PROBLEM
Gather each line of the records where "Users" appears.

RECORDS TO USE
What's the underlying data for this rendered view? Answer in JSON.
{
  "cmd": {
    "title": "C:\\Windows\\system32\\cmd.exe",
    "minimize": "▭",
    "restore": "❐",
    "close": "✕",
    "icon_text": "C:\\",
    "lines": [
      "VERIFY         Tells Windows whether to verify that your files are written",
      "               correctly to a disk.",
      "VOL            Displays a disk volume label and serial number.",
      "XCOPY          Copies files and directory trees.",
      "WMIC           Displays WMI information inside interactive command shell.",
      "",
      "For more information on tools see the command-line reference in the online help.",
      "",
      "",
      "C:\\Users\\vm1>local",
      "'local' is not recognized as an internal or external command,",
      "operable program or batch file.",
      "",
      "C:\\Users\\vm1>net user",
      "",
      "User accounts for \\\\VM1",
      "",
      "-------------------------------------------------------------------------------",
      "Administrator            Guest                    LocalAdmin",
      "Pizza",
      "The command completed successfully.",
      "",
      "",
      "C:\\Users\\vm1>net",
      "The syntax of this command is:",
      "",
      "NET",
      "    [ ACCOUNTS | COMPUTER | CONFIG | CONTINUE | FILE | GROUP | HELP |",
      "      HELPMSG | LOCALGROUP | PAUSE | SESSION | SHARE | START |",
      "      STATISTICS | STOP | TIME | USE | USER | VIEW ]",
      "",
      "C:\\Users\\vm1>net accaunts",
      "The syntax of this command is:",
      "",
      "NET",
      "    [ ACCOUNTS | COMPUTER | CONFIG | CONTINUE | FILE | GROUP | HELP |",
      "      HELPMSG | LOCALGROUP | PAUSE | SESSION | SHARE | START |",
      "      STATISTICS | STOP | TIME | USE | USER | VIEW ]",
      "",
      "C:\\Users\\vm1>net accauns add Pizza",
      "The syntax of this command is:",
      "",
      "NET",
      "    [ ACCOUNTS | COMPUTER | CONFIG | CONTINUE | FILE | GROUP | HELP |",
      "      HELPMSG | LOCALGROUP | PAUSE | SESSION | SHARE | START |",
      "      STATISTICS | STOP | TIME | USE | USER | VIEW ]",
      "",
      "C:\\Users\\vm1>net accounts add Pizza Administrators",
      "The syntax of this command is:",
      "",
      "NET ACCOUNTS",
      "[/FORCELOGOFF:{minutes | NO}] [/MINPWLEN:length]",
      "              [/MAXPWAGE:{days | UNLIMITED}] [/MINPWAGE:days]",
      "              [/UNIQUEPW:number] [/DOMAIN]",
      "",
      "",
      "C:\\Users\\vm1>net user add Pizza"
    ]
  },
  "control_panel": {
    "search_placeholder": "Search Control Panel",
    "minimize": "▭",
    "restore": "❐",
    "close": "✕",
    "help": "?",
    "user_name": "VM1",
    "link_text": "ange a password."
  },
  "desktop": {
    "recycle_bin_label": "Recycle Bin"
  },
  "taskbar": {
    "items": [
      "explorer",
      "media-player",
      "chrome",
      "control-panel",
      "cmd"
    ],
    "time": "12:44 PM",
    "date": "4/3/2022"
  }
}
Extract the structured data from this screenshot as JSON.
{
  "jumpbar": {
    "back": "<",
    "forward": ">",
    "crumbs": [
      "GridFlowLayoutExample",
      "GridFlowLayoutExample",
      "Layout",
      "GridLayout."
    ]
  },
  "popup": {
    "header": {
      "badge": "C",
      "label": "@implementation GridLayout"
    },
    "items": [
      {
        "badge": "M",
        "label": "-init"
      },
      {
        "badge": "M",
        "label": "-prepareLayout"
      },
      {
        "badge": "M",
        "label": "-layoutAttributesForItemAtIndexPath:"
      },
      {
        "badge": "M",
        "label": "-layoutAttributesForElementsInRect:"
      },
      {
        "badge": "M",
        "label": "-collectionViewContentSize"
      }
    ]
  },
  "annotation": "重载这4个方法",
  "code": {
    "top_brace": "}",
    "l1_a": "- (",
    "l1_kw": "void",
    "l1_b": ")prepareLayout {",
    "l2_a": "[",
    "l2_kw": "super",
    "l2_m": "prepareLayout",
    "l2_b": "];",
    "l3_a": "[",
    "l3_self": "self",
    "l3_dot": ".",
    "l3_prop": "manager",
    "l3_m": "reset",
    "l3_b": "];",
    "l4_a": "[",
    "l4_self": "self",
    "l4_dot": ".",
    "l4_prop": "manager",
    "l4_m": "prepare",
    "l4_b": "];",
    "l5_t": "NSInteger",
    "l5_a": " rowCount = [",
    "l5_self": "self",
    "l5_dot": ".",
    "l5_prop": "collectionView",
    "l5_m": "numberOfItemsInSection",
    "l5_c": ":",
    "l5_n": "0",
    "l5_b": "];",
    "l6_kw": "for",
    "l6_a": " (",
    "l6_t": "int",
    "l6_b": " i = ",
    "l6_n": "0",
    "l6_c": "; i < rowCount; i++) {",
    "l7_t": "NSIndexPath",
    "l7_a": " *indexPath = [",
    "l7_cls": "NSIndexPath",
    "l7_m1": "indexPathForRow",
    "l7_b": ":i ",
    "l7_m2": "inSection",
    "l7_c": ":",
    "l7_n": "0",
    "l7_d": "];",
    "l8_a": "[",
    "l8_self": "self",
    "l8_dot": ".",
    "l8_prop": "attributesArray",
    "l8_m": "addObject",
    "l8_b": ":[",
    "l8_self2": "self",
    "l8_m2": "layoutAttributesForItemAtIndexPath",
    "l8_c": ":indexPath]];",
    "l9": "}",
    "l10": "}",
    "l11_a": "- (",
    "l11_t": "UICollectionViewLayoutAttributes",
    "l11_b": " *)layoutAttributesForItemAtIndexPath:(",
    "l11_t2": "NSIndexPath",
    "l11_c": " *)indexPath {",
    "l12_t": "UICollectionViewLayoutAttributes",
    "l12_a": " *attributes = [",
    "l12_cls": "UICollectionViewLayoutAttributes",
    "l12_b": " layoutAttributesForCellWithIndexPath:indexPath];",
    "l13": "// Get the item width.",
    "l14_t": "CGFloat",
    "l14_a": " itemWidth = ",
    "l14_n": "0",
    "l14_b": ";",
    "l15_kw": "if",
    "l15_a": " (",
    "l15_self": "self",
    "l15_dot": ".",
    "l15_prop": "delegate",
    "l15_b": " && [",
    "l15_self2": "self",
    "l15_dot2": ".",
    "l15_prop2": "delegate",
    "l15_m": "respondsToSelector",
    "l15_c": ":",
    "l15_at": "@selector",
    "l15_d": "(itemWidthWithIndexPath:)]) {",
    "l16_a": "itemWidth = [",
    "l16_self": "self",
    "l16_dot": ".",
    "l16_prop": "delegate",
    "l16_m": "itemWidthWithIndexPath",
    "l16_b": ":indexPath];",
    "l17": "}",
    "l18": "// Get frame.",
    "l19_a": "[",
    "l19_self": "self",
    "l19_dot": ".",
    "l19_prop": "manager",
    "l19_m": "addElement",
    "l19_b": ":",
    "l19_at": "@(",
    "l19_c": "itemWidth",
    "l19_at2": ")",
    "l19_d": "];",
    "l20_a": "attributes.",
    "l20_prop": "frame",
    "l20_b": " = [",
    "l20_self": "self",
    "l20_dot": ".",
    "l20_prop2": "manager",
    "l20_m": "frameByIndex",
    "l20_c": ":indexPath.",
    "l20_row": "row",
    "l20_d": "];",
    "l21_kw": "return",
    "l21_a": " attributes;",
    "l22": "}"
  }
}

TASK RESPONSE
      "C:\\Users\\vm1>local",
      "C:\\Users\\vm1>net user",
      "C:\\Users\\vm1>net",
      "C:\\Users\\vm1>net accaunts",
      "C:\\Users\\vm1>net accauns add Pizza",
      "C:\\Users\\vm1>net accounts add Pizza Administrators",
      "C:\\Users\\vm1>net user add Pizza"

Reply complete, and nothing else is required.